Exercise directions ▸ The lines wanted are those in the data below that include "your".

Records provided ▸
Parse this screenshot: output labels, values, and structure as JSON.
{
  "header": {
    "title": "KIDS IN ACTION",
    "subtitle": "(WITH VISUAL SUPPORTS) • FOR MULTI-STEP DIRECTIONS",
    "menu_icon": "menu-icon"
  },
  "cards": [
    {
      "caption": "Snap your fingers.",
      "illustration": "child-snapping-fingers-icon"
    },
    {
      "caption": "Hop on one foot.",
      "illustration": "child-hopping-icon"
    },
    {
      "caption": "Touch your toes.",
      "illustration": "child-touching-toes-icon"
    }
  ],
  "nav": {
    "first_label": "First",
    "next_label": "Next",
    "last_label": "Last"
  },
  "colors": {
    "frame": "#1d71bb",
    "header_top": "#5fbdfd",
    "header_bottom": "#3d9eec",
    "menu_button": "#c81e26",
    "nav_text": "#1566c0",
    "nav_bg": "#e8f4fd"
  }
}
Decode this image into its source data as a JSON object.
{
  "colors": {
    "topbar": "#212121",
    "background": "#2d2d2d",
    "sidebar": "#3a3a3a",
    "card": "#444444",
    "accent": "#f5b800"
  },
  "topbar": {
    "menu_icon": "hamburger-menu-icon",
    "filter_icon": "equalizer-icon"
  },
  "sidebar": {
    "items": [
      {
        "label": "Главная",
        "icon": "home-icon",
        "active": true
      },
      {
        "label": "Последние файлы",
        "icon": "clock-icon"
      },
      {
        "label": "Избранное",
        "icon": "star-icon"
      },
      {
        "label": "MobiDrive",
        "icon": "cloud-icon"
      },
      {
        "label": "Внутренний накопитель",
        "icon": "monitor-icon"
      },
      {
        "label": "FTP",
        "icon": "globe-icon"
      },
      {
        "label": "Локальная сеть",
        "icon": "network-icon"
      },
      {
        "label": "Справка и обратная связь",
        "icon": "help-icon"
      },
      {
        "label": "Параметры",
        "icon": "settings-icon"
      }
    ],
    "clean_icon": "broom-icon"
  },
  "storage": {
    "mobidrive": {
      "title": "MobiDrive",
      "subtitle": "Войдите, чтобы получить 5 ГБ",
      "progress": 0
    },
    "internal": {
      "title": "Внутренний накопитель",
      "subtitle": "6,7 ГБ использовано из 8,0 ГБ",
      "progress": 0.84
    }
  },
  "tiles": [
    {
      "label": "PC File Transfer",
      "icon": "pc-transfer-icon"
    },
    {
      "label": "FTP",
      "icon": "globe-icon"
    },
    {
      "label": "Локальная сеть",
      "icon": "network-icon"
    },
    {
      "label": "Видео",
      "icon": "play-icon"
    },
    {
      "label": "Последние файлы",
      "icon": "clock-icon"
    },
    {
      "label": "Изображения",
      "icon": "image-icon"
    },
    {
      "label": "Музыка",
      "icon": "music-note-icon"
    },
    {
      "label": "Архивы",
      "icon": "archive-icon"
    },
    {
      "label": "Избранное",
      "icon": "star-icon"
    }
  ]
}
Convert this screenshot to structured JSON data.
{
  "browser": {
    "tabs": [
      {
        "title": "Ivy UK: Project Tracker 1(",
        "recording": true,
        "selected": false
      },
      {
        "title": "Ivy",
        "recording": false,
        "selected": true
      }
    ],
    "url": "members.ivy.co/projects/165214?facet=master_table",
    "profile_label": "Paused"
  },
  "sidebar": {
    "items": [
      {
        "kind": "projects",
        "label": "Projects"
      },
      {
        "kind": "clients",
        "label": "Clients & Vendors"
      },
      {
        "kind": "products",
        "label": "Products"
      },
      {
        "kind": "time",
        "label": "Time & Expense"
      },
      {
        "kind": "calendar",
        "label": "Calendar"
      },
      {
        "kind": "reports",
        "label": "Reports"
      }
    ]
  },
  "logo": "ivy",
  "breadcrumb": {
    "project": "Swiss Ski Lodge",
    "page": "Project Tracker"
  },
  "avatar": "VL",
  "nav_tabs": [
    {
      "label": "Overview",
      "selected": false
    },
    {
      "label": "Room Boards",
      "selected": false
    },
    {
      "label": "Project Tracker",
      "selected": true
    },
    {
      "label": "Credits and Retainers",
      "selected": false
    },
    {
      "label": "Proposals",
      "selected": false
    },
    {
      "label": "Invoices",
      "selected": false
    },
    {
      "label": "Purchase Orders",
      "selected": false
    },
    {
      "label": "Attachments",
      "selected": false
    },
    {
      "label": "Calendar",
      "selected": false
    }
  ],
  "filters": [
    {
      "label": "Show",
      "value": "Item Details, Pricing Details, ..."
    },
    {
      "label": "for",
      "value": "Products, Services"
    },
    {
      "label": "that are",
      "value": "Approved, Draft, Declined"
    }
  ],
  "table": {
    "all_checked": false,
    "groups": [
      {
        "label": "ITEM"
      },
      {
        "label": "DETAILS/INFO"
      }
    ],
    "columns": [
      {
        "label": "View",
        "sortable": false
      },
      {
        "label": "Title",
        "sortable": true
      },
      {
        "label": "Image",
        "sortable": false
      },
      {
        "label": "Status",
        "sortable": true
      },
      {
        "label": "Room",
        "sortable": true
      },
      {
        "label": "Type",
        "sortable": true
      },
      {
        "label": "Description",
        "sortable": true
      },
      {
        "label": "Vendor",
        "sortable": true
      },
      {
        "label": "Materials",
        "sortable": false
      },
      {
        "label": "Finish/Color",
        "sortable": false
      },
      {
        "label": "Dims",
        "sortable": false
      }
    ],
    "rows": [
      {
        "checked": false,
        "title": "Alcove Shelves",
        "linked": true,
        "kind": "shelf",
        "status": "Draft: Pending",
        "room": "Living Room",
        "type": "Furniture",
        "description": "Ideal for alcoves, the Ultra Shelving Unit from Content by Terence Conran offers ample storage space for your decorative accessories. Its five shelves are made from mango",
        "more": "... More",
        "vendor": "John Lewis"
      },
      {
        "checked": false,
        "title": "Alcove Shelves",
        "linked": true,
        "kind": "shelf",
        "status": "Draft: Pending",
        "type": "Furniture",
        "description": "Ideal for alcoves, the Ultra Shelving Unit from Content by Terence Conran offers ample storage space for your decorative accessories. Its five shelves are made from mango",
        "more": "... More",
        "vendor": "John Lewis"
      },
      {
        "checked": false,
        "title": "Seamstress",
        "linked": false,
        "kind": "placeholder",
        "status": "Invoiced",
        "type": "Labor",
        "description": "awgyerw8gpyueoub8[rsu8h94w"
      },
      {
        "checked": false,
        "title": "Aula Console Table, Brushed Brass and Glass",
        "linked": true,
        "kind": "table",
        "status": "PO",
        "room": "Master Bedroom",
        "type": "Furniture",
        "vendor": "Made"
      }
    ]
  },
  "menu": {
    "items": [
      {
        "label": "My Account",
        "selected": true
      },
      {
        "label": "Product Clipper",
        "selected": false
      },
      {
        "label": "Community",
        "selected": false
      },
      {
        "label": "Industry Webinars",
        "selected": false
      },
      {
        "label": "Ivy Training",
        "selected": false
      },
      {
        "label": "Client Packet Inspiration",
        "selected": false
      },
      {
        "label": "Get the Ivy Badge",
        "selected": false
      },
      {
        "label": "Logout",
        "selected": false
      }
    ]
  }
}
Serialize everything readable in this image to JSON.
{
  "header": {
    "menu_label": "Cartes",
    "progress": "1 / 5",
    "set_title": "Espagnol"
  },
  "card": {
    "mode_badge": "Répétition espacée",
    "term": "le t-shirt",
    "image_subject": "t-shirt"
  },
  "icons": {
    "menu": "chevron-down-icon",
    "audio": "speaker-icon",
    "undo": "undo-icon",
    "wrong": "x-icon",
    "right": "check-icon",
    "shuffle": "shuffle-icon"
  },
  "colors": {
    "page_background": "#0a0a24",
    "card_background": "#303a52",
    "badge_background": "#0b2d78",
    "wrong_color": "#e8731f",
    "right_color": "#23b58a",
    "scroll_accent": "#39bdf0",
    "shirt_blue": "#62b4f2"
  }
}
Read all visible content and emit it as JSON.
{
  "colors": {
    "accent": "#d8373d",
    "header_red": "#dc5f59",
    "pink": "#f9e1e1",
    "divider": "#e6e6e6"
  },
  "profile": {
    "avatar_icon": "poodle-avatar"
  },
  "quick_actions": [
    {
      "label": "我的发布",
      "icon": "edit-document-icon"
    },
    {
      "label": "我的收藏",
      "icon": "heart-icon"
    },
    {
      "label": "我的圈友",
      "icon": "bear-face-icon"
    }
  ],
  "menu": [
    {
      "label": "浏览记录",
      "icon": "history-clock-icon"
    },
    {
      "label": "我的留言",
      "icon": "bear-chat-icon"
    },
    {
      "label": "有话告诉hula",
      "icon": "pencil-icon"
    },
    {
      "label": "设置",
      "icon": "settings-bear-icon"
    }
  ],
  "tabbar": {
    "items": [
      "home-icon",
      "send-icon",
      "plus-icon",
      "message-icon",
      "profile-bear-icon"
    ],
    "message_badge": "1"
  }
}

Answer box ▸
      "caption": "Snap your fingers.",
      "caption": "Touch your toes.",
        "description": "Ideal for alcoves, the Ultra Shelving Unit from Content by Terence Conran offers ample storage space for your decorative accessories. Its five shelves are made from mango",
        "description": "Ideal for alcoves, the Ultra Shelving Unit from Content by Terence Conran offers ample storage space for your decorative accessories. Its five shelves are made from mango",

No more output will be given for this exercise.